EXERCISE PROMPT:
Please set down word for word every line from the one holding "Parse this screenshot: output" to the end of the data below, both included.
[Opening SUPPLIED MATERIAL section]
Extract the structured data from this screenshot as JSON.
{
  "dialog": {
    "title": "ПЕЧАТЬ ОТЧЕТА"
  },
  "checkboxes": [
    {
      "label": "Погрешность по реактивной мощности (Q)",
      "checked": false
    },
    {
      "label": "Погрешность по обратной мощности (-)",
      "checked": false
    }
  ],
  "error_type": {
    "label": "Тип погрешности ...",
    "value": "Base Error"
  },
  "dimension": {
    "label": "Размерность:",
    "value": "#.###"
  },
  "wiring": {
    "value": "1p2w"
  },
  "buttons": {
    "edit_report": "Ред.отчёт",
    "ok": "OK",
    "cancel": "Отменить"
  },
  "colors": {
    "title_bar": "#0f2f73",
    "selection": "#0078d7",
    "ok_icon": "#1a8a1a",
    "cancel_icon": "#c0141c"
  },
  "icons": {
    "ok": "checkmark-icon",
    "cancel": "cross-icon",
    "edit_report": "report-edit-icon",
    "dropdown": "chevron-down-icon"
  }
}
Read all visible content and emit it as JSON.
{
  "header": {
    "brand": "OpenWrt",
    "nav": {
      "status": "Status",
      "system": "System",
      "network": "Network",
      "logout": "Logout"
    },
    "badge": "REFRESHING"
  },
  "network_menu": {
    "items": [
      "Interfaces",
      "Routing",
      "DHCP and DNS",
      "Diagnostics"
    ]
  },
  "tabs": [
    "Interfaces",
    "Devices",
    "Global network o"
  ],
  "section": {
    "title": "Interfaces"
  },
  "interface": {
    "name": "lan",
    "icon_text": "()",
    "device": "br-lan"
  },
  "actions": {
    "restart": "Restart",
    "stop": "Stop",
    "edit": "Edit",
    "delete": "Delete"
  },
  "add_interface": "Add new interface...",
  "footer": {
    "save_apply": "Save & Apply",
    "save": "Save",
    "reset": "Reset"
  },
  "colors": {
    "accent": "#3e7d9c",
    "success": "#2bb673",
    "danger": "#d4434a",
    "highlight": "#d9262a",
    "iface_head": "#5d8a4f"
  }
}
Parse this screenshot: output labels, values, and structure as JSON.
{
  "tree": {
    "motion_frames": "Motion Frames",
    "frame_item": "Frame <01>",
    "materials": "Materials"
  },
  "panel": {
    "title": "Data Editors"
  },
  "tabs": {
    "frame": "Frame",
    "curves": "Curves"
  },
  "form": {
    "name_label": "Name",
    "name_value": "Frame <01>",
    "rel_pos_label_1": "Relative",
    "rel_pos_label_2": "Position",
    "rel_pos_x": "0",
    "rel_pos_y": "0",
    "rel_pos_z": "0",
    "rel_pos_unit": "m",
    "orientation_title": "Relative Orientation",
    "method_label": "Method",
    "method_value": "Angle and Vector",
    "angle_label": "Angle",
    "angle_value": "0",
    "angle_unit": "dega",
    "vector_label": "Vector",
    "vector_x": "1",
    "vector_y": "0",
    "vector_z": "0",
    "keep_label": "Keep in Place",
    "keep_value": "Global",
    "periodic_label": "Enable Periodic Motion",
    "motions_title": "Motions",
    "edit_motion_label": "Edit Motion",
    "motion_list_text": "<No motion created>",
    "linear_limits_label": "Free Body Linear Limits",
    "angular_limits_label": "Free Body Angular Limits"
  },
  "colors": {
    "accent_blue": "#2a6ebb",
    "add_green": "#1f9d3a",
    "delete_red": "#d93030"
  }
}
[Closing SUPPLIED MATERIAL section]
RESPONSE BOX:
Parse this screenshot: output labels, values, and structure as JSON.
{
  "tree": {
    "motion_frames": "Motion Frames",
    "frame_item": "Frame <01>",
    "materials": "Materials"
  },
  "panel": {
    "title": "Data Editors"
  },
  "tabs": {
    "frame": "Frame",
    "curves": "Curves"
  },
  "form": {
    "name_label": "Name",
    "name_value": "Frame <01>",
    "rel_pos_label_1": "Relative",
    "rel_pos_label_2": "Position",
    "rel_pos_x": "0",
    "rel_pos_y": "0",
    "rel_pos_z": "0",
    "rel_pos_unit": "m",
    "orientation_title": "Relative Orientation",
    "method_label": "Method",
    "method_value": "Angle and Vector",
    "angle_label": "Angle",
    "angle_value": "0",
    "angle_unit": "dega",
    "vector_label": "Vector",
    "vector_x": "1",
    "vector_y": "0",
    "vector_z": "0",
    "keep_label": "Keep in Place",
    "keep_value": "Global",
    "periodic_label": "Enable Periodic Motion",
    "motions_title": "Motions",
    "edit_motion_label": "Edit Motion",
    "motion_list_text": "<No motion created>",
    "linear_limits_label": "Free Body Linear Limits",
    "angular_limits_label": "Free Body Angular Limits"
  },
  "colors": {
    "accent_blue": "#2a6ebb",
    "add_green": "#1f9d3a",
    "delete_red": "#d93030"
  }
}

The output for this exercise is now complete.